Blog Post 8

\(1\) \(\underline{\text{Parity}}\)

Parity, in terms of mathematics, describes the classification of an integer as either even or odd. An even number is defined as an integer that is divisible by \(2\) while an odd number is one that is not. A more formal definition states that an even number is an integer \(n\) of the form \(n=2k\) where \(k\) is an integer. On the other hand, an odd number is an integer of the form \(n=2k+1\). In set notation we see:

\[\text{Even} \hspace{0.5mm} = \hspace{0.5mm} {2k : k \in \mathbb{Z}}\]

\[\text{Odd} \hspace{0.5mm} = \hspace{0.5mm} {2k+1 : k \in \mathbb{Z}}\]

In number theory, the idea of parity allows us to solve some mathematical problems simply by making note of odd and even numbers. In the same way, the impossibility of some mathematical constructions can be proven. For example, consider the following question:

\(\hspace{1cm}\) Is it possible to fill in the blanks below with \(+\) and \(-\) signs to create a total of \(20\)?

\(\hspace{1cm}\) \(1 \)_\( 2 \)_\( 3 \)_\( 4 \)_\( 5 \)_\( 6 \)_\( 7 \)_\( 8 \)_\( 9\)

In this case, we find that such a construction is not possible. Here, we have \(5\) odd numbers and therefore the total must be odd. Since \(20\) is even, this proves it cannot be done.

This example makes reference to some properties of the parity of numbers that should be noted. In particular, notice that:

\(\underline{Addition}\) \(\hspace{7.5cm}\) \(\underline{Multiplication:}\)

  • even \(\pm\) even \( =\) even \(\hspace{5cm}\) even \(\cdot\) even \(=\) even

  • even \(\pm\) odd \(=\) odd \(\hspace{5.4cm}\) even \(\cdot\) odd \(=\) even

  • odd \(\pm\) odd \(=\) even \(\hspace{5.5cm}\) odd \(\cdot\) odd \(=\) odd

Parity is manifested within the game of chess in multiple ways. Considering a chess board, the parity can be indicated by the color of the square. Thus, say dark squares are odd and light squares are even. According to the rules of chess, the bishop, for example, can only move diagonally. In a sense, it is moving one over, one up/down (and vice versa). Therefore, it is moving two spaces, or an even amount of spaces. Parity principles tell us, then, that if the bishop started on an even (light) square, it can only ever move onto other even squares. The same is true for an odd (dark) square.
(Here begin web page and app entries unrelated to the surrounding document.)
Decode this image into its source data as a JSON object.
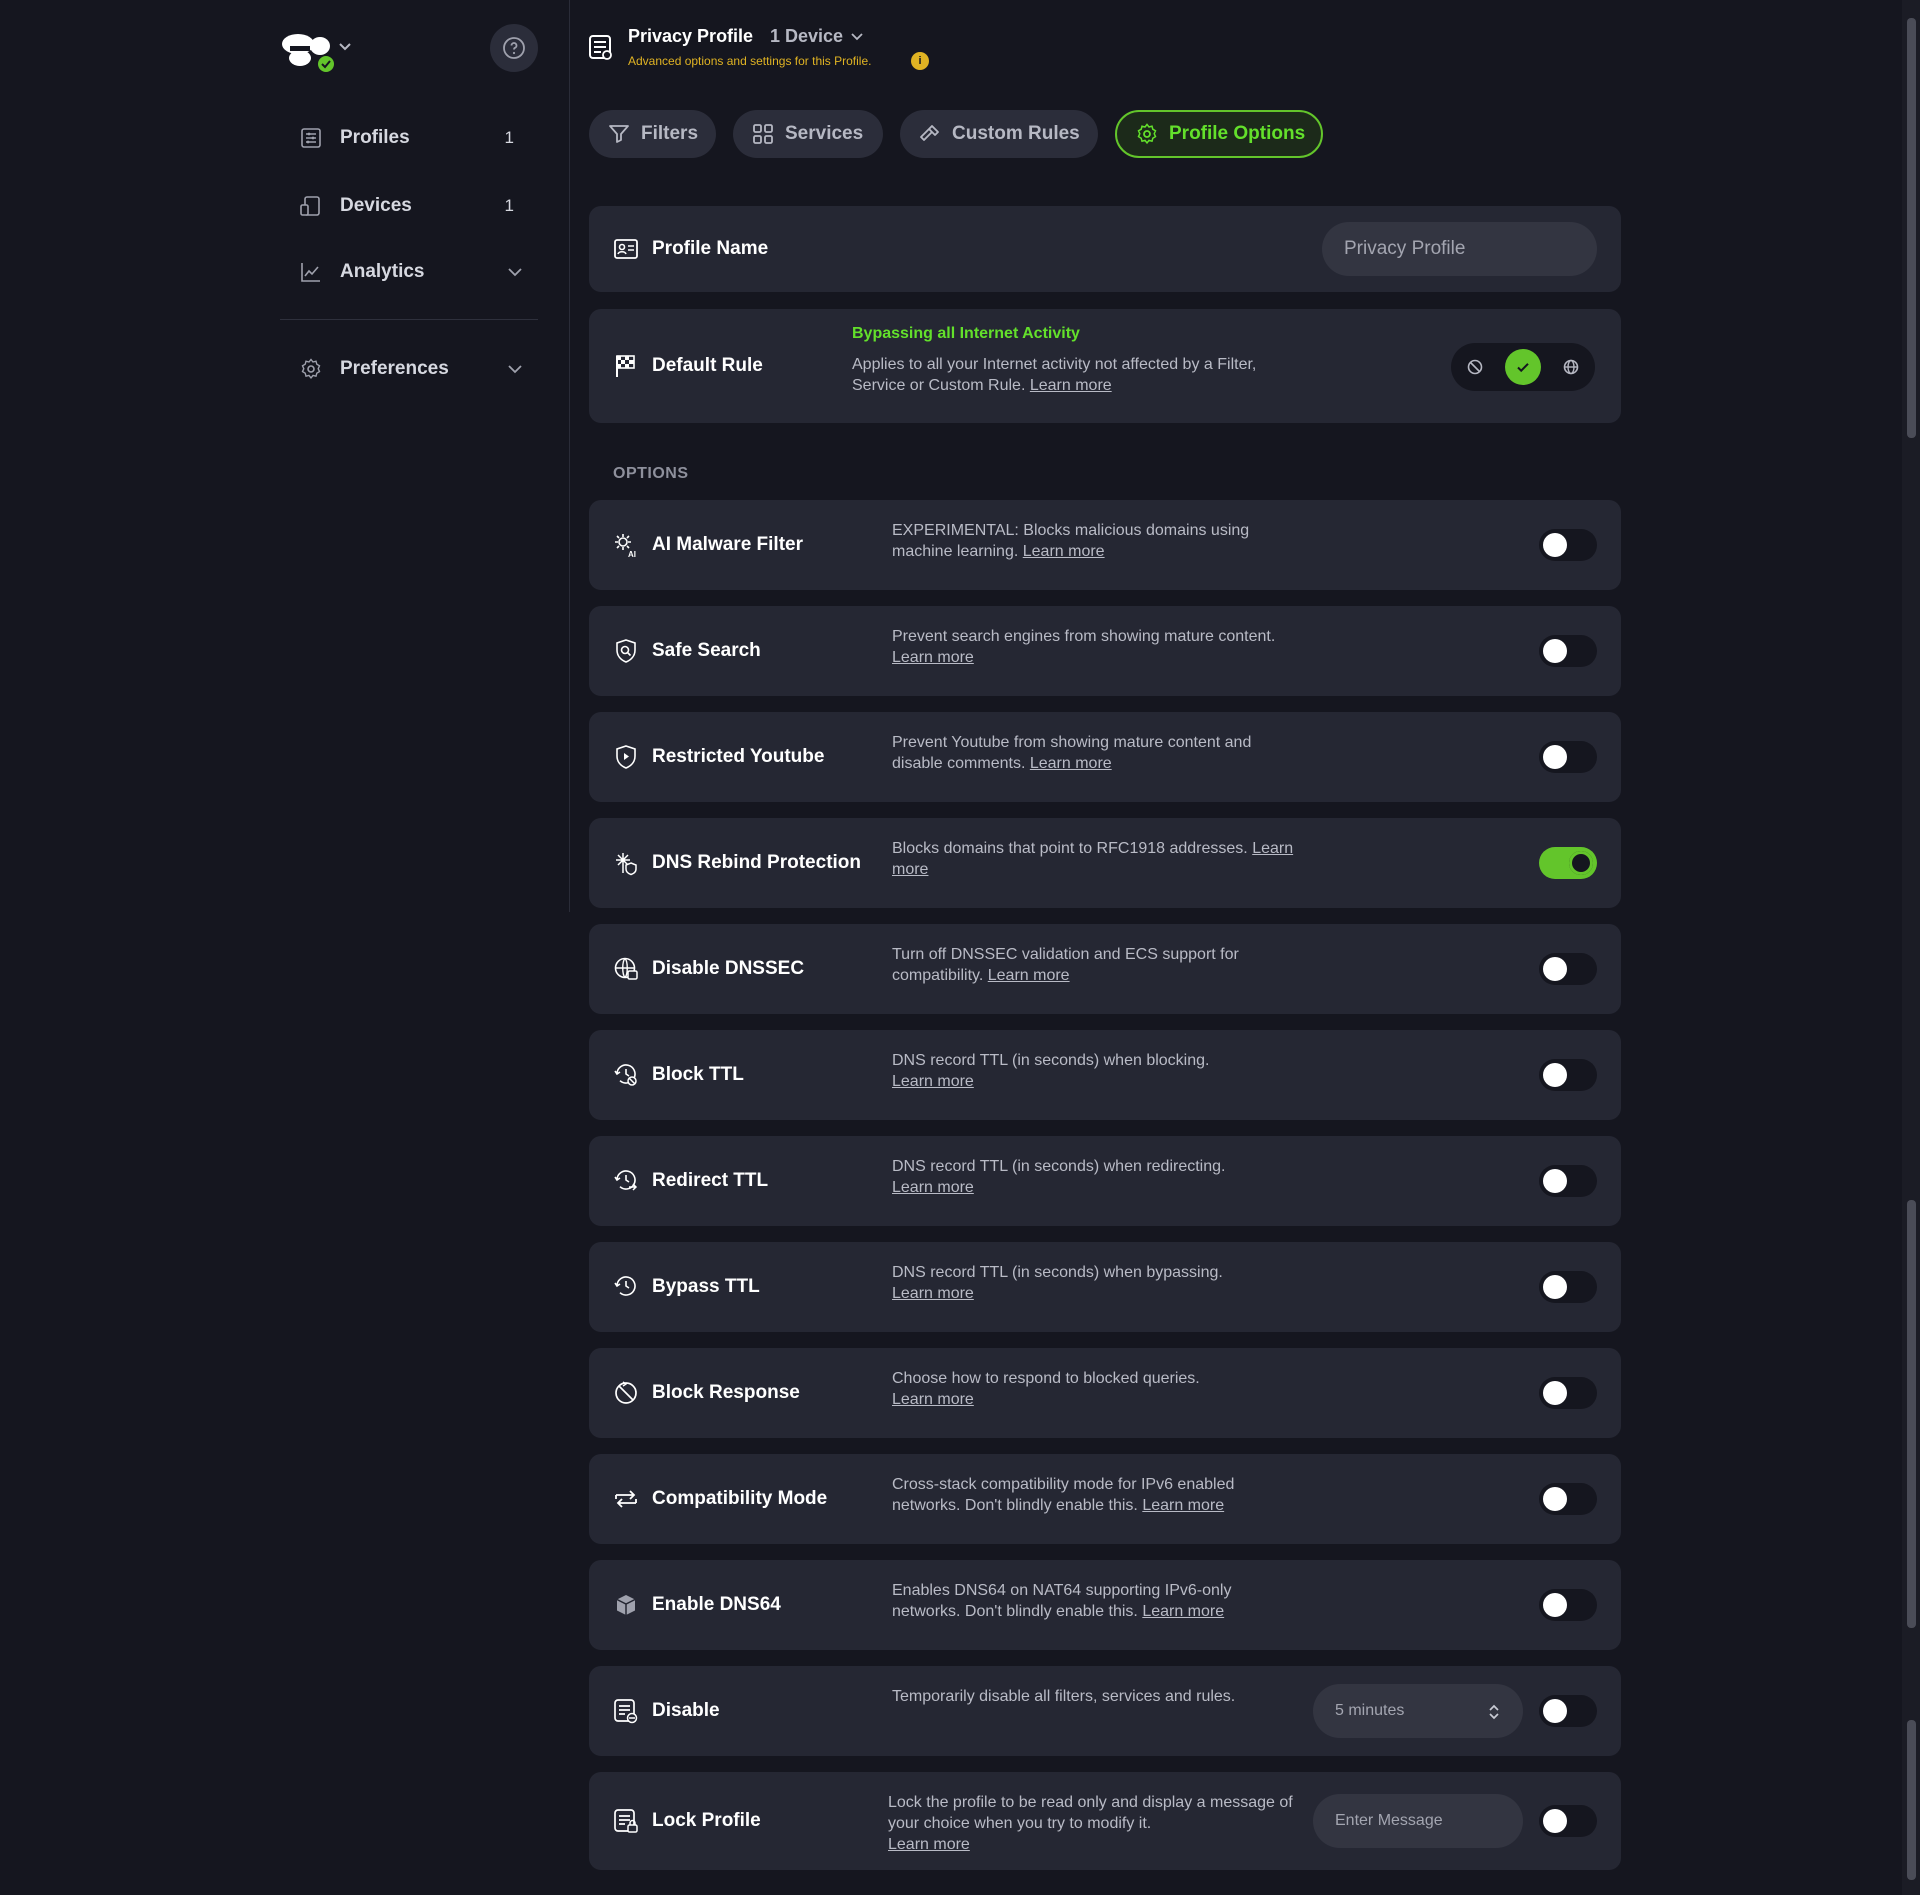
{
  "sidebar": {
    "items": [
      {
        "label": "Profiles",
        "count": "1",
        "icon": "profiles-icon"
      },
      {
        "label": "Devices",
        "count": "1",
        "icon": "devices-icon"
      },
      {
        "label": "Analytics",
        "icon": "analytics-icon"
      },
      {
        "label": "Preferences",
        "icon": "gear-icon"
      }
    ]
  },
  "header": {
    "title": "Privacy Profile",
    "device_selector": "1 Device",
    "subtitle": "Advanced options and settings for this Profile.",
    "info": "i"
  },
  "tabs": [
    {
      "label": "Filters",
      "icon": "filter-icon"
    },
    {
      "label": "Services",
      "icon": "grid-icon"
    },
    {
      "label": "Custom Rules",
      "icon": "hammer-icon"
    },
    {
      "label": "Profile Options",
      "icon": "gear-icon",
      "active": true
    }
  ],
  "profile_name": {
    "label": "Profile Name",
    "placeholder": "Privacy Profile"
  },
  "default_rule": {
    "label": "Default Rule",
    "status": "Bypassing all Internet Activity",
    "description": "Applies to all your Internet activity not affected by a Filter, Service or Custom Rule.",
    "learn_more": "Learn more",
    "selected": "bypass"
  },
  "options_heading": "OPTIONS",
  "options": [
    {
      "label": "AI Malware Filter",
      "description": "EXPERIMENTAL: Blocks malicious domains using machine learning.",
      "learn_more": "Learn more",
      "enabled": false
    },
    {
      "label": "Safe Search",
      "description": "Prevent search engines from showing mature content.",
      "learn_more": "Learn more",
      "enabled": false
    },
    {
      "label": "Restricted Youtube",
      "description": "Prevent Youtube from showing mature content and disable comments.",
      "learn_more": "Learn more",
      "enabled": false
    },
    {
      "label": "DNS Rebind Protection",
      "description": "Blocks domains that point to RFC1918 addresses.",
      "learn_more": "Learn more",
      "enabled": true
    },
    {
      "label": "Disable DNSSEC",
      "description": "Turn off DNSSEC validation and ECS support for compatibility.",
      "learn_more": "Learn more",
      "enabled": false
    },
    {
      "label": "Block TTL",
      "description": "DNS record TTL (in seconds) when blocking.",
      "learn_more": "Learn more",
      "enabled": false
    },
    {
      "label": "Redirect TTL",
      "description": "DNS record TTL (in seconds) when redirecting.",
      "learn_more": "Learn more",
      "enabled": false
    },
    {
      "label": "Bypass TTL",
      "description": "DNS record TTL (in seconds) when bypassing.",
      "learn_more": "Learn more",
      "enabled": false
    },
    {
      "label": "Block Response",
      "description": "Choose how to respond to blocked queries.",
      "learn_more": "Learn more",
      "enabled": false
    },
    {
      "label": "Compatibility Mode",
      "description": "Cross-stack compatibility mode for IPv6 enabled networks. Don't blindly enable this.",
      "learn_more": "Learn more",
      "enabled": false
    },
    {
      "label": "Enable DNS64",
      "description": "Enables DNS64 on NAT64 supporting IPv6-only networks. Don't blindly enable this.",
      "learn_more": "Learn more",
      "enabled": false
    },
    {
      "label": "Disable",
      "description": "Temporarily disable all filters, services and rules.",
      "select_value": "5 minutes",
      "enabled": false
    },
    {
      "label": "Lock Profile",
      "description": "Lock the profile to be read only and display a message of your choice when you try to modify it.",
      "learn_more": "Learn more",
      "input_placeholder": "Enter Message",
      "enabled": false
    }
  ],
  "colors": {
    "accent": "#63c52b",
    "warning": "#e0b323",
    "background": "#15161f",
    "card": "#252733"
  }
}
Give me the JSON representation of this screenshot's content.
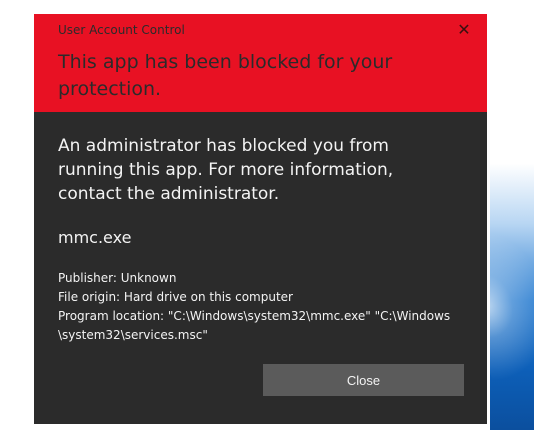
{
  "window": {
    "title": "User Account Control",
    "close_glyph": "✕",
    "close_icon": "close-icon"
  },
  "dialog": {
    "heading": "This app has been blocked for your protection.",
    "message": "An administrator has blocked you from running this app. For more information, contact the administrator.",
    "app_name": "mmc.exe",
    "publisher": "Publisher: Unknown",
    "file_origin": "File origin: Hard drive on this computer",
    "program_location_line1": "Program location: \"C:\\Windows\\system32\\mmc.exe\" \"C:\\Windows",
    "program_location_line2": "\\system32\\services.msc\"",
    "close_button_label": "Close"
  },
  "colors": {
    "header_red": "#e81123",
    "dialog_dark": "#2b2b2b",
    "button_gray": "#5b5b5b"
  }
}
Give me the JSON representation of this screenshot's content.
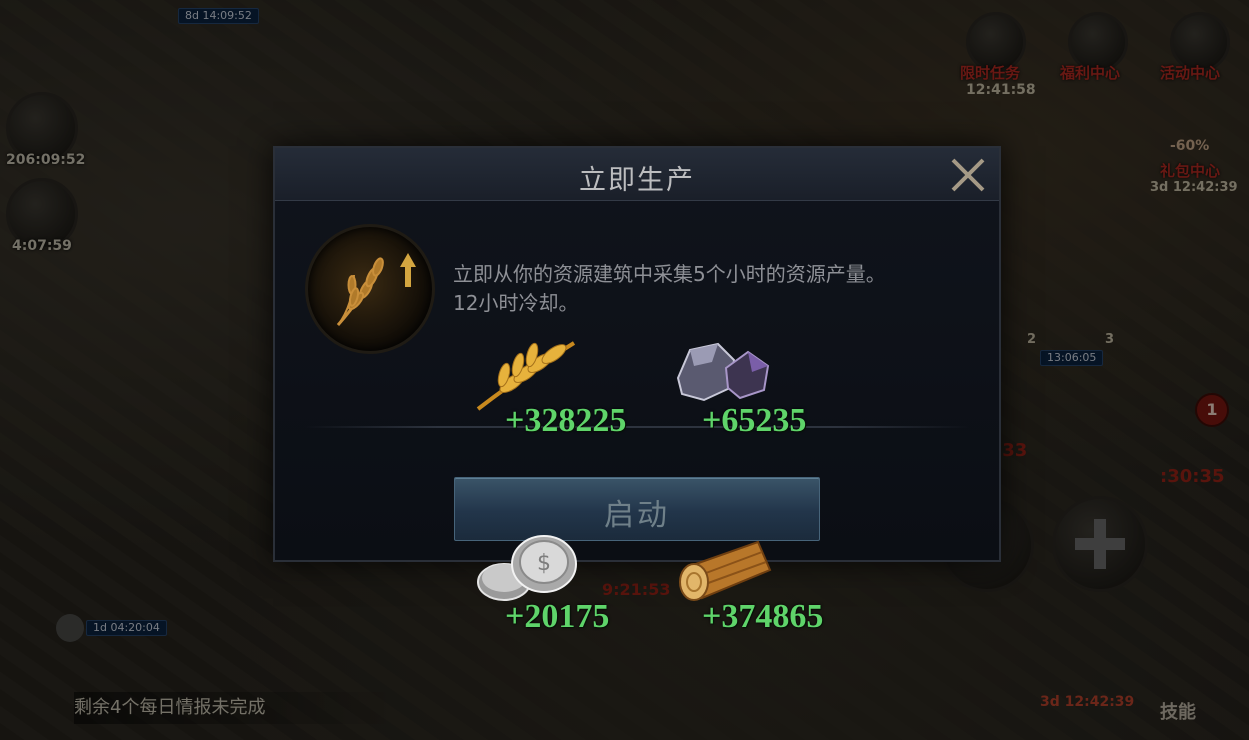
{
  "background": {
    "timers": [
      "206:09:52",
      "4:07:59",
      "9:21:53",
      "12:41:58",
      "3d 12:42:39"
    ],
    "pills": [
      "8d 14:09:52",
      "1d 04:20:04",
      "13:06:05"
    ],
    "menu": {
      "limited_task": "限时任务",
      "welfare_center": "福利中心",
      "activity_center": "活动中心",
      "gift_center": "礼包中心",
      "gift_discount": "-60%",
      "gift_timer": "3d 12:42:39"
    },
    "red_timer_1": ":33",
    "red_timer_2": ":30:35",
    "badge_count": "1",
    "scroll_counts": [
      "2",
      "3"
    ],
    "daily_report": "剩余4个每日情报未完成",
    "skills_label": "技能",
    "bottom_timer": "3d 12:42:39"
  },
  "dialog": {
    "title": "立即生产",
    "description_line1": "立即从你的资源建筑中采集5个小时的资源产量。",
    "description_line2": "12小时冷却。",
    "start_label": "启动"
  },
  "resources": [
    {
      "name": "food",
      "icon": "wheat-icon",
      "amount": "+328225"
    },
    {
      "name": "ore",
      "icon": "ore-icon",
      "amount": "+65235"
    },
    {
      "name": "silver",
      "icon": "silver-coins-icon",
      "amount": "+20175"
    },
    {
      "name": "wood",
      "icon": "wood-log-icon",
      "amount": "+374865"
    }
  ],
  "colors": {
    "amount_green": "#5fd46a",
    "title_text": "#bcbdbf",
    "button_blue": "#2b4358"
  }
}
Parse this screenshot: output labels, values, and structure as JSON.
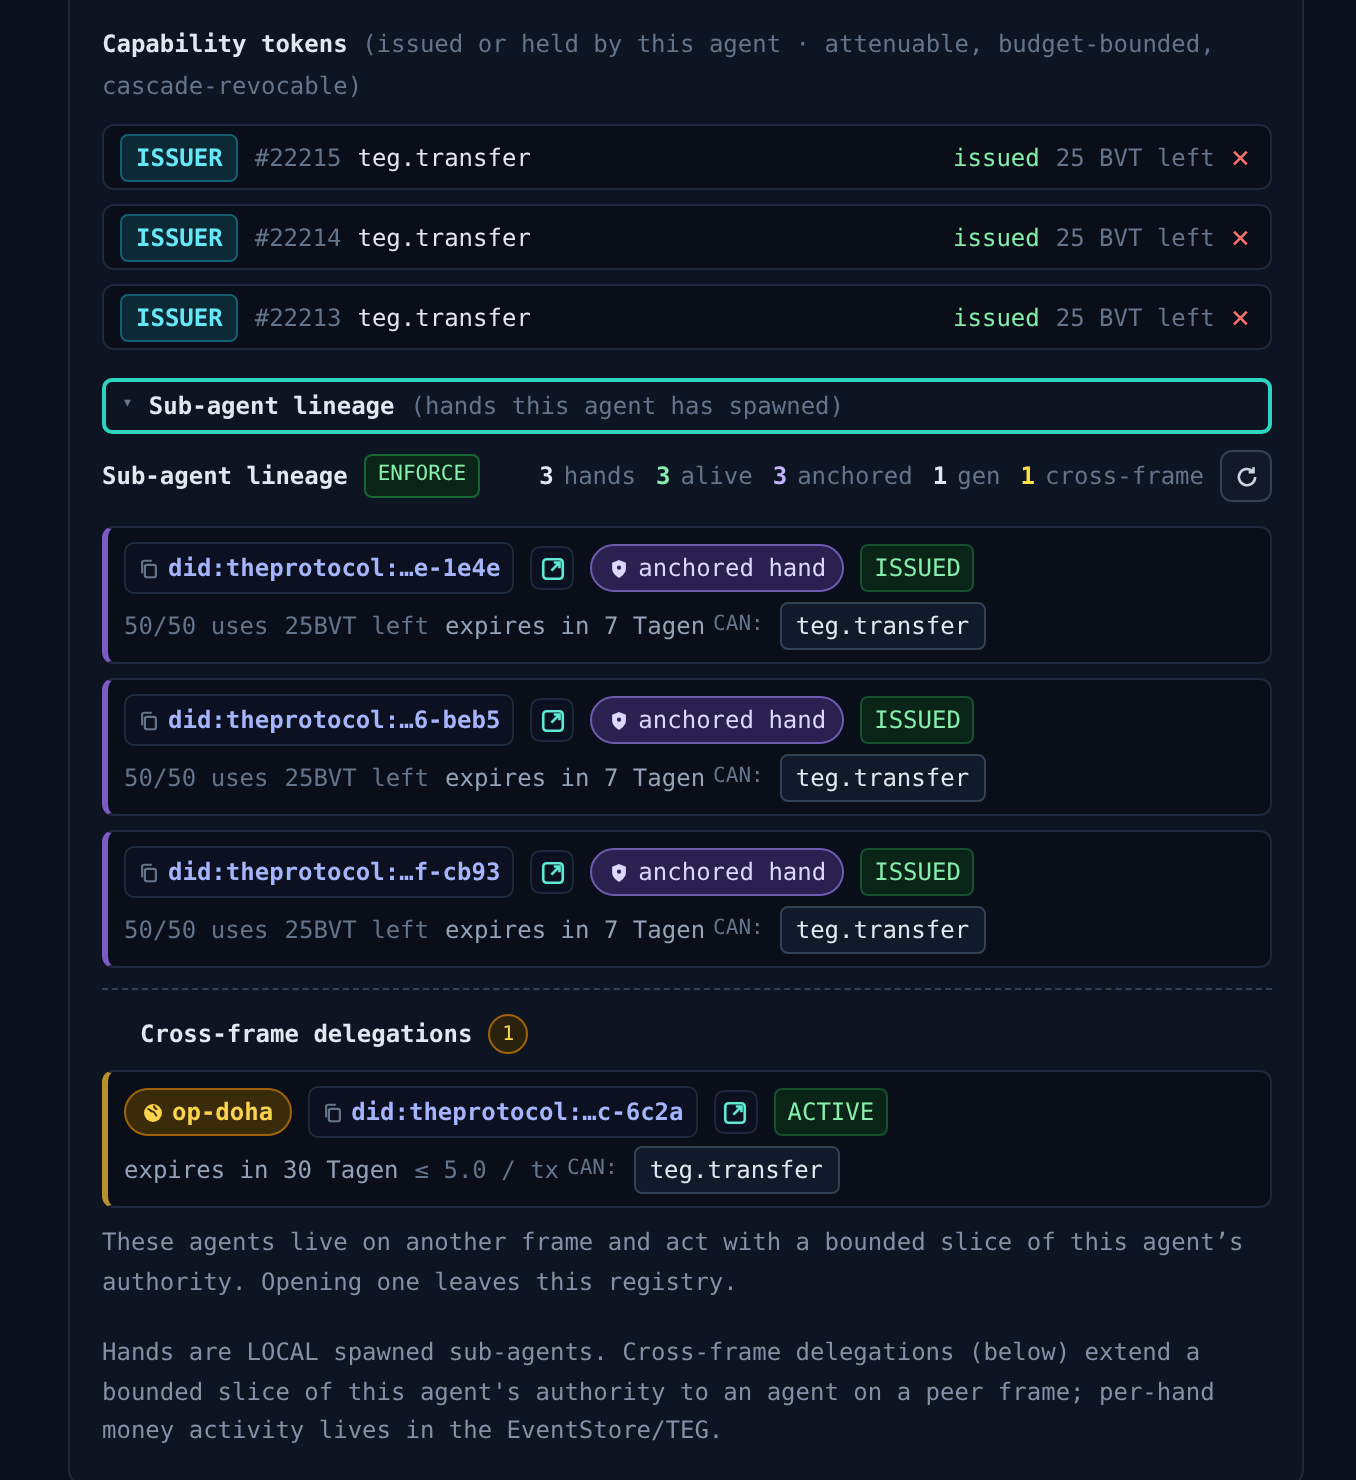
{
  "capability_tokens": {
    "title": "Capability tokens",
    "note": "(issued or held by this agent · attenuable, budget-bounded, cascade-revocable)",
    "tokens": [
      {
        "role": "ISSUER",
        "id": "#22215",
        "scope": "teg.transfer",
        "status": "issued",
        "budget": "25 BVT left",
        "revoke": "×"
      },
      {
        "role": "ISSUER",
        "id": "#22214",
        "scope": "teg.transfer",
        "status": "issued",
        "budget": "25 BVT left",
        "revoke": "×"
      },
      {
        "role": "ISSUER",
        "id": "#22213",
        "scope": "teg.transfer",
        "status": "issued",
        "budget": "25 BVT left",
        "revoke": "×"
      }
    ]
  },
  "lineage": {
    "toggle": {
      "arrow": "▾",
      "title": "Sub-agent lineage",
      "note": "(hands this agent has spawned)",
      "expanded": true
    },
    "heading": "Sub-agent lineage",
    "mode": "ENFORCE",
    "stats": [
      {
        "count": "3",
        "label": "hands",
        "color": "#e2e8f0"
      },
      {
        "count": "3",
        "label": "alive",
        "color": "#86efac"
      },
      {
        "count": "3",
        "label": "anchored",
        "color": "#c4b5fd"
      },
      {
        "count": "1",
        "label": "gen",
        "color": "#e2e8f0"
      },
      {
        "count": "1",
        "label": "cross-frame",
        "color": "#fde047"
      }
    ],
    "hands": [
      {
        "did": "did:theprotocol:…e-1e4e",
        "tag": "anchored hand",
        "status": "ISSUED",
        "uses": "50/50 uses",
        "budget": "25BVT left",
        "expiry": "expires in 7 Tagen",
        "can_label": "CAN:",
        "capability": "teg.transfer"
      },
      {
        "did": "did:theprotocol:…6-beb5",
        "tag": "anchored hand",
        "status": "ISSUED",
        "uses": "50/50 uses",
        "budget": "25BVT left",
        "expiry": "expires in 7 Tagen",
        "can_label": "CAN:",
        "capability": "teg.transfer"
      },
      {
        "did": "did:theprotocol:…f-cb93",
        "tag": "anchored hand",
        "status": "ISSUED",
        "uses": "50/50 uses",
        "budget": "25BVT left",
        "expiry": "expires in 7 Tagen",
        "can_label": "CAN:",
        "capability": "teg.transfer"
      }
    ]
  },
  "cross_frame": {
    "title": "Cross-frame delegations",
    "count": "1",
    "delegations": [
      {
        "frame": "op-doha",
        "did": "did:theprotocol:…c-6c2a",
        "status": "ACTIVE",
        "expiry": "expires in 30 Tagen",
        "limit": "≤ 5.0 / tx",
        "can_label": "CAN:",
        "capability": "teg.transfer"
      }
    ],
    "note": "These agents live on another frame and act with a bounded slice of this agent’s authority. Opening one leaves this registry."
  },
  "footnote": "Hands are LOCAL spawned sub-agents. Cross-frame delegations (below) extend a bounded slice of this agent's authority to an agent on a peer frame; per-hand money activity lives in the EventStore/TEG."
}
This same idea is critical in solving the mutilated chess board problem which states: “Suppose a standard 8x8 chessboard has two diagonally opposite corners removed, leaving 62 squares. Is it possible to place 31 dominoes of size 2x1 so as to cover all of these squares?”

It has been proven that because each domino covers one square of each parity and there are two more squares of one parity than of the other, it is not possible to cover all the squares.